The language in the statute implies that insurers can bypass the matching requirement by writing alternative language in their policies. Olympus tried to accomplish exactly that in 2021 when it filed a policy form to limit the amount spent on matching materials, but OIR refused to approve the form.
Olympus withdrew the lawsuit in early 2022 and made no public comment about it. OIR, however, on April 1, 2022, approved a policy form submitted by Olympus that includes the wording “matching limitations” in the search function for OIR’s database. The form is marked as a “trade secret” and is not available for public viewing.
Other insurers used a different tactic to limit payments for matching repairs in form filings that were approved in 2022. Citizens, for example, requires policyholders to pay out of their own pockets for matching repairs and then file a claim seeking reimbursement.
GenRe first noted the new limits in a blog post last week. Claims executives Jonathan Nieman and Nick Ciabattoni noted that the Florida Third District Court of Appeal ruled in 2019 that matching repairs are not direct physical loss and are only required to be reimbursed by a carrier once the work is performed.
Nieman and Ciabattoni said Citizens’ filed its form restricting payments for matching expenses after the court ruled.
“With the broader introduction of the endorsements into Florida homeowners policies, litigation and new damage theories are likely,” the blog post states. “In the interim, we suggest that if a matching endorsement is being added to your policy packets, best practices and estimating guidelines should be reviewed and updated to comply with these newly established policy terms and conditions.”
The Florida Legislature in 2022 made it easier for insurers to repair roof sections, rather than replace entire roofs. Senate Bill 4D, approved in a special session, modified the state’s building code, which had long required full replacement if just 25 percent of a roof area was damaged.
In Kentucky last week, the state Department of Insurance posted an advisory opinion, attempting to clarify the intent of the state’s matching statute. On the one hand, Kentucky law does not permit a “line of sight” rule for roofs: “If the shingles on one slant of a residential roof must be replaced due to damage covered by an applicable property insurance policy, and absent the availability of matching shingles that would render the slant in question reasonably uniform to the remainder of the roof, then an entirely new roof must be installed,” state Insurance Commissioner Sharon Clark wrote in her Oct. 17 bulletin.
On the other hand, though, as long as replacement shingles are of the same make and model, even if the color won’t quite match the older shingles due to age and fading, a full roof replacement is not necessary, Clark noted.
“In situations where the existing roof shingles are still in production and available, use of the same shingles will satisfy the regulation, despite any discoloration due to regular aging or wear from use,” the opinion reads.
It gives insurers a little more wiggle room: “If the same shingles are not available, the Department would review the quality, color, and size of replacement shingles to determine whether a reasonable match has been met.”
But the commissioner noted that any insurers not following the procedures or using incorrect forms should amend their filings by September 2024. These include insurers who utilize endorsements that place sublimits on matching undamaged areas of a home.

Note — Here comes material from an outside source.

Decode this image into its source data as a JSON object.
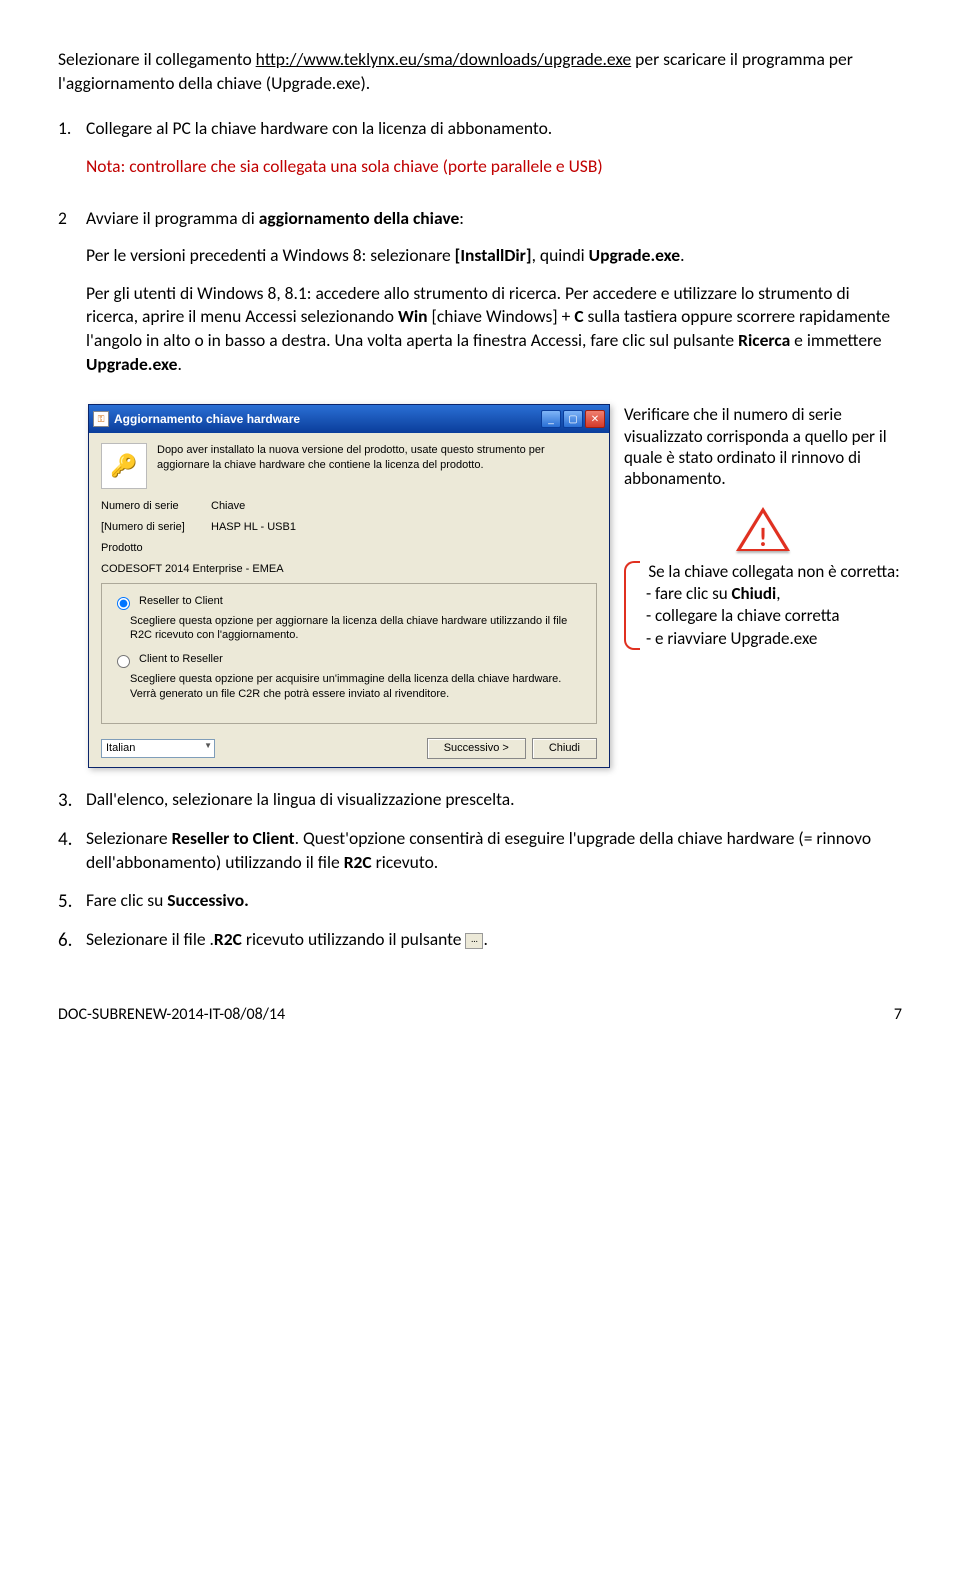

The opinion was issued after Kentucky saw a large number of roof claims and complaints in the last two years, but it may not resolve matters and has met with criticism from some insurers.
“Our members do have some concerns about the advisory opinion concerning matching, and we believe that it has the potential to increase claims costs, not reduce them,” said Mark Treesh, director of the Insurance Institute of Kentucky. The institute will continue working with the DOI to develop a workable solution.